Entries taken from a collection:

+++

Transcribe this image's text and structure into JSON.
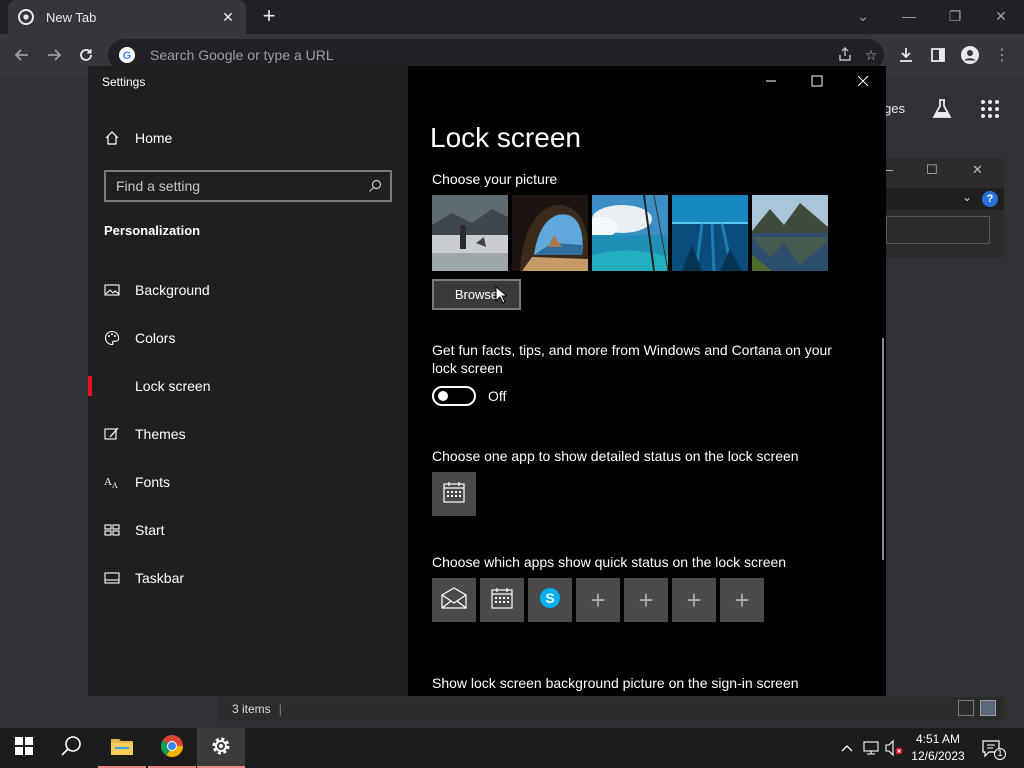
{
  "chrome": {
    "tab_title": "New Tab",
    "omnibox_placeholder": "Search Google or type a URL",
    "images_link": "ges"
  },
  "settings": {
    "window_title": "Settings",
    "home_label": "Home",
    "search_placeholder": "Find a setting",
    "section_heading": "Personalization",
    "nav_items": [
      {
        "label": "Background",
        "icon": "image-icon"
      },
      {
        "label": "Colors",
        "icon": "palette-icon"
      },
      {
        "label": "Lock screen",
        "icon": "lock-screen-icon"
      },
      {
        "label": "Themes",
        "icon": "themes-icon"
      },
      {
        "label": "Fonts",
        "icon": "fonts-icon"
      },
      {
        "label": "Start",
        "icon": "start-icon"
      },
      {
        "label": "Taskbar",
        "icon": "taskbar-icon"
      }
    ],
    "active_nav": "Lock screen",
    "page_title": "Lock screen",
    "choose_picture_label": "Choose your picture",
    "browse_label": "Browse",
    "fun_facts_label": "Get fun facts, tips, and more from Windows and Cortana on your lock screen",
    "toggle_state": "Off",
    "detailed_status_label": "Choose one app to show detailed status on the lock screen",
    "quick_status_label": "Choose which apps show quick status on the lock screen",
    "sign_in_label": "Show lock screen background picture on the sign-in screen",
    "quick_status_apps": [
      "mail-icon",
      "calendar-icon",
      "skype-icon",
      "add-icon",
      "add-icon",
      "add-icon",
      "add-icon"
    ]
  },
  "explorer": {
    "status_text": "3 items"
  },
  "taskbar": {
    "time": "4:51 AM",
    "date": "12/6/2023",
    "notification_count": "1"
  },
  "colors": {
    "accent_red": "#e81123",
    "settings_nav_bg": "#1f1f1f",
    "settings_main_bg": "#000000"
  }
}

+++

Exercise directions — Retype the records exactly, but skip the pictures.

Response to this task —
Transcribe this image's text and structure into JSON.
{
  "chrome": {
    "tab_title": "New Tab",
    "omnibox_placeholder": "Search Google or type a URL",
    "images_link": "ges"
  },
  "settings": {
    "window_title": "Settings",
    "home_label": "Home",
    "search_placeholder": "Find a setting",
    "section_heading": "Personalization",
    "nav_items": [
      {
        "label": "Background",
        "icon": "image-icon"
      },
      {
        "label": "Colors",
        "icon": "palette-icon"
      },
      {
        "label": "Lock screen",
        "icon": "lock-screen-icon"
      },
      {
        "label": "Themes",
        "icon": "themes-icon"
      },
      {
        "label": "Fonts",
        "icon": "fonts-icon"
      },
      {
        "label": "Start",
        "icon": "start-icon"
      },
      {
        "label": "Taskbar",
        "icon": "taskbar-icon"
      }
    ],
    "active_nav": "Lock screen",
    "page_title": "Lock screen",
    "choose_picture_label": "Choose your picture",
    "browse_label": "Browse",
    "fun_facts_label": "Get fun facts, tips, and more from Windows and Cortana on your lock screen",
    "toggle_state": "Off",
    "detailed_status_label": "Choose one app to show detailed status on the lock screen",
    "quick_status_label": "Choose which apps show quick status on the lock screen",
    "sign_in_label": "Show lock screen background picture on the sign-in screen",
    "quick_status_apps": [
      "mail-icon",
      "calendar-icon",
      "skype-icon",
      "add-icon",
      "add-icon",
      "add-icon",
      "add-icon"
    ]
  },
  "explorer": {
    "status_text": "3 items"
  },
  "taskbar": {
    "time": "4:51 AM",
    "date": "12/6/2023",
    "notification_count": "1"
  },
  "colors": {
    "accent_red": "#e81123",
    "settings_nav_bg": "#1f1f1f",
    "settings_main_bg": "#000000"
  }
}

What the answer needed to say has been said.